binding: http://gateway.proquest.com.proxy.lib.duke.edu/openurl?ctx_ver=Z39.88-2003&res_id=xri:eebo&rft_id=xri:eebo:image:210127:3

Dan Powell, "EEBO and the Infinite Weirdness": http://djp2025.com/dispatches-from-capitol-hill-2-or-eebo-and-the-infinite-weirdness/

Shakespeare & Book History

Erne, Shakespeare and the Book Trade

Erne and Kidnie, Textual Performances

A Concise Companion to Shakespeare and the Text

Murphy, Shakespeare in Print

Massai, Shakespeare and the Rise of the Editor

Early Modern Pattern Poems

http://gateway.proquest.com.proxy.lib.duke.edu/openurl?ctx_ver=Z39.88-2003&res_id=xri:eebo&rft_id=xri:eebo:citation:99851145

http://gateway.proquest.com.proxy.lib.duke.edu/openurl?ctx_ver=Z39.88-2003&res_id=xri:eebo&rft_id=xri:eebo:citation:14514035

http://gateway.proquest.com.proxy.lib.duke.edu/openurl?ctx_ver=Z39.88-2003&res_id=xri:eebo&rft_id=xri:eebo:citation:24419006

http://gateway.proquest.com.proxy.lib.duke.edu/openurl?ctx_ver=Z39.88-2003&res_id=xri:eebo&rft_id=xri:eebo:citation:12492180

http://gateway.proquest.com.proxy.lib.duke.edu/openurl?ctx_ver=Z39.88-2003&res_id=xri:eebo&rft_id=xri:eebo:citation:39950793

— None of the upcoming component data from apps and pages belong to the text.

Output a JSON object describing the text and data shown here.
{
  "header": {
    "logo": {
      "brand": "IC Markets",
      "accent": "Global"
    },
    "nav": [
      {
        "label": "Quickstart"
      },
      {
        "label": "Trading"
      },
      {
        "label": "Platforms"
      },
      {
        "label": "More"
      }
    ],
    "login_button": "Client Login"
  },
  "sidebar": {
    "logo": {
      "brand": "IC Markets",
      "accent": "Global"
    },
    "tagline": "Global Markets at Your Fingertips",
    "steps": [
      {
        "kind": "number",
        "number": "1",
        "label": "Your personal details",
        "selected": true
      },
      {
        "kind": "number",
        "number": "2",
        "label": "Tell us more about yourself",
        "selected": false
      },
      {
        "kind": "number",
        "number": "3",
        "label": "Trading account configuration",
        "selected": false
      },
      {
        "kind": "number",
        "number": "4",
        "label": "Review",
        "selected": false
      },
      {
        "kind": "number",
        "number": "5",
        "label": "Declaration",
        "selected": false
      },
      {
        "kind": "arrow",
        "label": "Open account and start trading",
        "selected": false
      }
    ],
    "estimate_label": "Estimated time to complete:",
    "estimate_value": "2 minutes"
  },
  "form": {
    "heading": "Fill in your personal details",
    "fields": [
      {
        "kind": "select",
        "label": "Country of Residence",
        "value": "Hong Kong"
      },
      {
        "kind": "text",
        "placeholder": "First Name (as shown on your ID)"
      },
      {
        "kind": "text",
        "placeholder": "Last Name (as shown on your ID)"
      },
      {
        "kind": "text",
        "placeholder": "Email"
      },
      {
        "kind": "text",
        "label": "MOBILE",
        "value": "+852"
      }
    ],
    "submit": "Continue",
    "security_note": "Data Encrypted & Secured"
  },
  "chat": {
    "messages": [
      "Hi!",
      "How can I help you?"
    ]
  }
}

http://www.dankoster.com/visualpoetry/III/intro.htm